For better detection, more women are diagnosed with ductal cancer.
DCIS cancer is non-invasive, meaning that it is completely confined to one location.
The challenge facing more women is how far they need to be treated, such as radiation, after the cancer has been removed.
New tests are spared the treatment of many patients they may not need.
Vicky Triplet considered skipping the annual mammogram for a pandemic, but eventually she went and it changed her life.
“I probably dragged more than I needed,” Triplet said. “But I made a promise, and as soon as I entered, they told me, you know, we need to biopsy this as soon as possible.”
A small tumor in the triplet’s breast was determined to be cancerous, small, and localized. It was stage 0.
“DCIS is the earliest stage of breast cancer, and DCIS stands for ductal carcinoma in situ,” said Dr. Lea Blackwell, a surgical breast oncology scientist at Genesis Care. “This is non-invasive breast cancer. Basically, the duct through which milk passes in the breast changes. And the cells grow abnormally in the tube, causing cancerous growth in the tube.”
DCIS, which was once rarely diagnosed, now accounts for about 20% of breast cancers because it is detected by advanced mammography. With proper treatment, the survival rate of DCIS is almost 100%.
Many of these remain in the tube, do not become invasive, and emphasize the option of receiving rounds of radiation that the patient may not need, making treatment decisions difficult.
Currently, new risk assessment tools assess the likelihood of recurrence after surgery.
“After removing DCIS, they can use tests like the Prelude DX test to help identify people who really benefit from radiation,” says Blackwell. “The problem with DCIS is that if DCIS recurs, it will recur as invasive in half the time.”
Blackwell is part of Triplet’s cancer team.
“The new test they used was very clear: exactly what you know, surgery, and how the chances of recurrence decrease when exposed to radiation, in black and white. I was able to see it, and moreover, it was possible to make more informed decisions, “says Triplet.
In the case of triplets, she was treated for a month because adding a round of radiation could reduce the chances of the cancer coming back.
“Ten months after her surgery, she completed her radiation therapy and is doing great things,” Blackwell said.
Now Triplet is toasting her future.

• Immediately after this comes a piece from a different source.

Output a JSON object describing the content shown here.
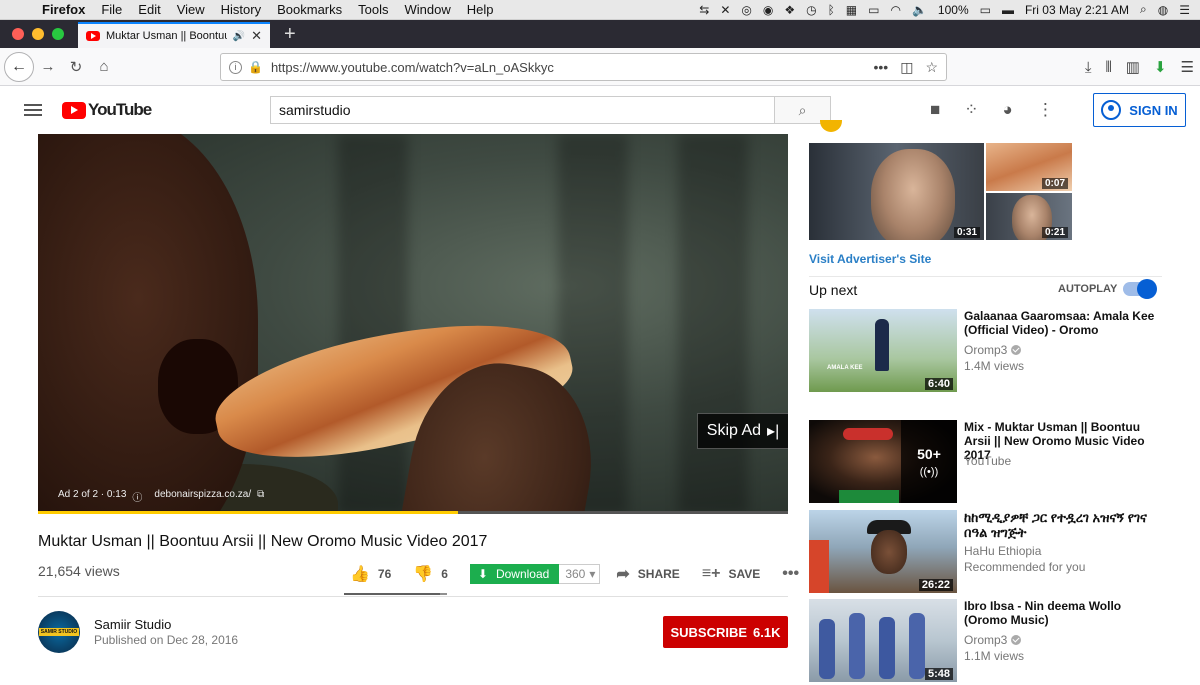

“Early detection is key, so if I could have one woman in the mammogram,” Triplet said.
Ductal cancer becomes more prevalent as the diagnosis improves
Source link Ductal cancer becomes more prevalent as the diagnosis improves